* **ASSIGNMENT**: Note each line of the entries that includes "копия". Then copy those lines.

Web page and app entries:
--- START ---

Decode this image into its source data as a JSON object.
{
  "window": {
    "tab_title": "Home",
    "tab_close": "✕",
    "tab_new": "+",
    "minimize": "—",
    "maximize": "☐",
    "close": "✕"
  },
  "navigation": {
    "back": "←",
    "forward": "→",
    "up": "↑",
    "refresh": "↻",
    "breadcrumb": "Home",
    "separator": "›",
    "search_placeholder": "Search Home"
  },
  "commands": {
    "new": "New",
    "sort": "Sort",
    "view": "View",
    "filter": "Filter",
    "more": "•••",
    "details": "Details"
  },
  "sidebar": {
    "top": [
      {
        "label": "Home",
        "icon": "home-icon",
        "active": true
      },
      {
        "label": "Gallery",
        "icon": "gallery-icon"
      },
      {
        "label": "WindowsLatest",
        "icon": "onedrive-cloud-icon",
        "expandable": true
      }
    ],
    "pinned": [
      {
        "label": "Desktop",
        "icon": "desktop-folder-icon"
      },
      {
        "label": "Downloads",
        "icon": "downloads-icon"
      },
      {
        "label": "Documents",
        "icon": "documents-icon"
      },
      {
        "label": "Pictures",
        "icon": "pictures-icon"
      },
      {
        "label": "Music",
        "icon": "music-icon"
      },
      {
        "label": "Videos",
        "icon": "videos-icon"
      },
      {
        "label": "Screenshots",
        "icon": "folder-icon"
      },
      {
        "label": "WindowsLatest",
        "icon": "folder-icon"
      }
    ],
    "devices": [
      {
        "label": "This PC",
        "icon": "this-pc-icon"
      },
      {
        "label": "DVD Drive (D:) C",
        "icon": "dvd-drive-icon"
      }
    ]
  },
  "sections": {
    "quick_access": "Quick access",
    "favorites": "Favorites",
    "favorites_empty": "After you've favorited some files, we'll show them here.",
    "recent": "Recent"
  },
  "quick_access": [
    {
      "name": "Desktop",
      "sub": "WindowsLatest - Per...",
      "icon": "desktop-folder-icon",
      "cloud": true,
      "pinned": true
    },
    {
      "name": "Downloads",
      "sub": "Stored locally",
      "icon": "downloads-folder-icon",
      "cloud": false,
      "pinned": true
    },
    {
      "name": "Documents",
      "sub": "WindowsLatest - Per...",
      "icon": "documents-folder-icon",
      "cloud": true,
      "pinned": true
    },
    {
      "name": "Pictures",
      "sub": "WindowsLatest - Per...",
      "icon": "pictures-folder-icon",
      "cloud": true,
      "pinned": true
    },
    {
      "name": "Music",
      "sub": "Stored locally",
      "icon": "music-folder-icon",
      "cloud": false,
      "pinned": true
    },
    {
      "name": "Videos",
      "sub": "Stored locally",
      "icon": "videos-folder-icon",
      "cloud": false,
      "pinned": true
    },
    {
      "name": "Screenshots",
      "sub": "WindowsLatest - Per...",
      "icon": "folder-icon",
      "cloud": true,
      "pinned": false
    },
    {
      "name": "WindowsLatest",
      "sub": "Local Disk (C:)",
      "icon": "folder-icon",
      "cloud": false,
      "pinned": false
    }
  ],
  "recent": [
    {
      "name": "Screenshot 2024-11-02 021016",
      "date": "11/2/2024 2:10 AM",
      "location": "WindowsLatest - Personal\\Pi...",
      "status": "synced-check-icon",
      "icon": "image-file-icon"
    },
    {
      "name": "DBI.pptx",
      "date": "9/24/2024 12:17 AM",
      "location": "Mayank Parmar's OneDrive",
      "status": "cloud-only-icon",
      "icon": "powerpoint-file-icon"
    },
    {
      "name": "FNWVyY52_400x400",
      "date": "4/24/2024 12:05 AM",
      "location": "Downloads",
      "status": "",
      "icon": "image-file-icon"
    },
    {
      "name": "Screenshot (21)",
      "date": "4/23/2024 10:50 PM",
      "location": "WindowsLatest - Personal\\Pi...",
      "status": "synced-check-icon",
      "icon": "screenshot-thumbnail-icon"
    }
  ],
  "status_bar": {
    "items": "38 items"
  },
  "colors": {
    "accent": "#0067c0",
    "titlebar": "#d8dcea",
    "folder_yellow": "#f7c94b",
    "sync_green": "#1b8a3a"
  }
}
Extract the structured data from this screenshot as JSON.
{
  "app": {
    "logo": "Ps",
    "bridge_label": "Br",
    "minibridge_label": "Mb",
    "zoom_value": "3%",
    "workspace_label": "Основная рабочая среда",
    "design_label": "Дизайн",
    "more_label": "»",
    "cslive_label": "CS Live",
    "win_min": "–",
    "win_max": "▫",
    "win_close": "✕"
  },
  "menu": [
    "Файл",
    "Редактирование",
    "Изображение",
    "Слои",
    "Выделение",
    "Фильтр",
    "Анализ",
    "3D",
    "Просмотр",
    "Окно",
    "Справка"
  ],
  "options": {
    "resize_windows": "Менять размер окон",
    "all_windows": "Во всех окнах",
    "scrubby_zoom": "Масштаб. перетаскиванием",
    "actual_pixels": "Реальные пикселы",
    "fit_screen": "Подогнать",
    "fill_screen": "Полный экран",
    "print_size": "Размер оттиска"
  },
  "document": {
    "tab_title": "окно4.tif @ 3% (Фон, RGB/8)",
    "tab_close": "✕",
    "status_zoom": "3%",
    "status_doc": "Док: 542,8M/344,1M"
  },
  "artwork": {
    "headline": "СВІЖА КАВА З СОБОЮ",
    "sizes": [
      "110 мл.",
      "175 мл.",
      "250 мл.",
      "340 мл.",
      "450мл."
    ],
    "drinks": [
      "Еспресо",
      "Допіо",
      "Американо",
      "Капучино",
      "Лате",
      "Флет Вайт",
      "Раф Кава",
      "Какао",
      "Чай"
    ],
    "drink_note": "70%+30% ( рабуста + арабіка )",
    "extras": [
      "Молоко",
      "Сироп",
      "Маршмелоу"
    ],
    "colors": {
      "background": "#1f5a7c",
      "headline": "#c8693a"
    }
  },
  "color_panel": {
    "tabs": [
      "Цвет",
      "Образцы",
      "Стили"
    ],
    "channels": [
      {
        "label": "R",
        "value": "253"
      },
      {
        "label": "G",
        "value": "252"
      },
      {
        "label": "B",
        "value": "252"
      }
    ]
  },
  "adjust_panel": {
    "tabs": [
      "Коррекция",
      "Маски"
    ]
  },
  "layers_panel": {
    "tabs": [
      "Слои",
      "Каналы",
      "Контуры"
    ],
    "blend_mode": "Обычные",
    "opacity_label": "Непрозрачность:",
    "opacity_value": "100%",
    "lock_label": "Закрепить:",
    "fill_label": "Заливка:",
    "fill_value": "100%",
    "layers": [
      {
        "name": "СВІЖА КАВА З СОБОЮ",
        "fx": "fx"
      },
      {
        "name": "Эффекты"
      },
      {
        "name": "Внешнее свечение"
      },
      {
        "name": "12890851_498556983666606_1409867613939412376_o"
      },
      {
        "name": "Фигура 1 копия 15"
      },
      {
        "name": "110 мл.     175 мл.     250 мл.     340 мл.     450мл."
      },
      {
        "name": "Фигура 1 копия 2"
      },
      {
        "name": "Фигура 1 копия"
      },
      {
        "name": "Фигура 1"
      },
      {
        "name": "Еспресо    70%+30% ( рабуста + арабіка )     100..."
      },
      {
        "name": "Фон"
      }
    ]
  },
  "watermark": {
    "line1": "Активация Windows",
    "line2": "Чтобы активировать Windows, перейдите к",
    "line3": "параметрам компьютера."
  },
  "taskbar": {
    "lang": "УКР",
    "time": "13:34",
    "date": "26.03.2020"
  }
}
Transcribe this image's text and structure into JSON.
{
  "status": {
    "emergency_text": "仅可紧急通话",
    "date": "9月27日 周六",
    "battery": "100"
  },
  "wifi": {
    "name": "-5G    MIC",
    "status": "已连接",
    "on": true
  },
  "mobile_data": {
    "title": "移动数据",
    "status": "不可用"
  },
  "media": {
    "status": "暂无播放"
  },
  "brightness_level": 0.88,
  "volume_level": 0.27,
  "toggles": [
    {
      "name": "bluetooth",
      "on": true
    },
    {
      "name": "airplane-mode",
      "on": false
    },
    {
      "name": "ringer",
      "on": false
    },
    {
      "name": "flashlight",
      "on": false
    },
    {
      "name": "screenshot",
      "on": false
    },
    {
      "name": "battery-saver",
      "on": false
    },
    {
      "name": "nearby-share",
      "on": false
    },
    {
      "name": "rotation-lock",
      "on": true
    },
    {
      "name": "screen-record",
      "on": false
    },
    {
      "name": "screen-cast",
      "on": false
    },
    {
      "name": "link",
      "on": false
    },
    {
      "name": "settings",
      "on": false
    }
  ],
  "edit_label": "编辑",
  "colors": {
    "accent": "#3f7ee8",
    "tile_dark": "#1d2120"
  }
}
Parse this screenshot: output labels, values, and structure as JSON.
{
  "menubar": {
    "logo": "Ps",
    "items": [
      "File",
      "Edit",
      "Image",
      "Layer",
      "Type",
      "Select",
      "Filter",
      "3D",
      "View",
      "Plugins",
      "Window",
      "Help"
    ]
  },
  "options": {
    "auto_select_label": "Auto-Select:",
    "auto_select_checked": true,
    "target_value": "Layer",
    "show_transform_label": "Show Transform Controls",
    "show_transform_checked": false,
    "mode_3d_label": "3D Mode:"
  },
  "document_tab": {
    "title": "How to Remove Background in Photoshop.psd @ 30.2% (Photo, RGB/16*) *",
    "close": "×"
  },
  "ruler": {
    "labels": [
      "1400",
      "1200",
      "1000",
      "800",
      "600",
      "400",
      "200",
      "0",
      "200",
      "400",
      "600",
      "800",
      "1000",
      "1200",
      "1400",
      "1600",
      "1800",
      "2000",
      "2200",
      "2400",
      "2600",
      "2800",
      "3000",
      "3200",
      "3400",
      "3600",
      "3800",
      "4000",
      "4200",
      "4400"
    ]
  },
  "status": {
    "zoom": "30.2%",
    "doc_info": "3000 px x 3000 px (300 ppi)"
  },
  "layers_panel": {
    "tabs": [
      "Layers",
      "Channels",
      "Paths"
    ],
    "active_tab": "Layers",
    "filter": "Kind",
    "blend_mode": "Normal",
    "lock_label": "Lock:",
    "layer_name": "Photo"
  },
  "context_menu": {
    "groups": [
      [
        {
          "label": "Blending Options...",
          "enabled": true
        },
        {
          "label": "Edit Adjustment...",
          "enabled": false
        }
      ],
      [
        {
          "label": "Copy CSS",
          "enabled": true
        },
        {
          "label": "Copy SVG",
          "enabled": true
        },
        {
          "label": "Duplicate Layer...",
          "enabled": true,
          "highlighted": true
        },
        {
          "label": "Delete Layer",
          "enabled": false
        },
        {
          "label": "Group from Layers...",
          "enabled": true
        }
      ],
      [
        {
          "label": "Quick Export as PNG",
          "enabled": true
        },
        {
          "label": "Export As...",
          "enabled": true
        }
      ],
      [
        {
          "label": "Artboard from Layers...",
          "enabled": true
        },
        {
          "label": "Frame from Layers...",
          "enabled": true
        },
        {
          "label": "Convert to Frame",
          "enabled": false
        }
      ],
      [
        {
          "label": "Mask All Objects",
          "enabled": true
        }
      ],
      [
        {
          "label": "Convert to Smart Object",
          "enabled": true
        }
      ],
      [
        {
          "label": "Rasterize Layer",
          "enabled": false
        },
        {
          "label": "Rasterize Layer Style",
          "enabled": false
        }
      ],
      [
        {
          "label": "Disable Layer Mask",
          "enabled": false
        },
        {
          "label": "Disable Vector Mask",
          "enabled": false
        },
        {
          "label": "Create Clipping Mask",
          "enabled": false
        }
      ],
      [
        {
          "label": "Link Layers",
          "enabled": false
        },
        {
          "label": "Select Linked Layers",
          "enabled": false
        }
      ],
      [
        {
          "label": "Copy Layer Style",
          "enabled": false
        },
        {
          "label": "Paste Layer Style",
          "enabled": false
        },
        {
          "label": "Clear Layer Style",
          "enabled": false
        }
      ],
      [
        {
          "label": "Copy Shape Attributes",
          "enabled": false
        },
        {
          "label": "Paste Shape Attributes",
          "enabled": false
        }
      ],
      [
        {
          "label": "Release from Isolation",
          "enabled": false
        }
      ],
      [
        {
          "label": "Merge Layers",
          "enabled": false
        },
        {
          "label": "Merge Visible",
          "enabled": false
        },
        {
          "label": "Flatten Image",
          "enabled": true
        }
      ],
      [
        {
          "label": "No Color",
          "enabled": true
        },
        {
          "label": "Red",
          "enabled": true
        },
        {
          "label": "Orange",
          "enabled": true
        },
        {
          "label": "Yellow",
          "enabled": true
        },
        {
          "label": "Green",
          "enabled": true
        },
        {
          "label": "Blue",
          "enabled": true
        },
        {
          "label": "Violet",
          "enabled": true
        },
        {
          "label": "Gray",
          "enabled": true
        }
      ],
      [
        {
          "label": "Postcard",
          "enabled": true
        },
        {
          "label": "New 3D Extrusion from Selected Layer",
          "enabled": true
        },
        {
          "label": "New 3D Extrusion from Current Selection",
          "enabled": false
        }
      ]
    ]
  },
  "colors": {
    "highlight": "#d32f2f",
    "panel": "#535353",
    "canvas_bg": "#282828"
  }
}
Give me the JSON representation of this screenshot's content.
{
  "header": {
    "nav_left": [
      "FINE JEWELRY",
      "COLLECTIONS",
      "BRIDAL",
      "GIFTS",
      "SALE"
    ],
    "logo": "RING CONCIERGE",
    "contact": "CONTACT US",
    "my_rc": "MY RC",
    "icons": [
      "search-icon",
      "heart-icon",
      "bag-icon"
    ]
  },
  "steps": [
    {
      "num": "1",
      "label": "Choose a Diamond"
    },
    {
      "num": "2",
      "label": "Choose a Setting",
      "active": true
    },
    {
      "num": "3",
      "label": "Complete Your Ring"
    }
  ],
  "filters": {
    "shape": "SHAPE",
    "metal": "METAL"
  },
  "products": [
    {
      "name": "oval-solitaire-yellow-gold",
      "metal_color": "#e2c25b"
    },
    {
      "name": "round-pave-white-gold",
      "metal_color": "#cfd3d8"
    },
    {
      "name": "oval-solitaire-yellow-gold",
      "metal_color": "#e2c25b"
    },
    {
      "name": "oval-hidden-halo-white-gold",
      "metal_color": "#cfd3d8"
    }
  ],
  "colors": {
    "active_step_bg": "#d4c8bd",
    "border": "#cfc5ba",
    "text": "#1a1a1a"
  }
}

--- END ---

* **SOLUTION FOR THIS TASK**:
        "name": "Фигура 1 копия 15"
        "name": "Фигура 1 копия 2"
        "name": "Фигура 1 копия"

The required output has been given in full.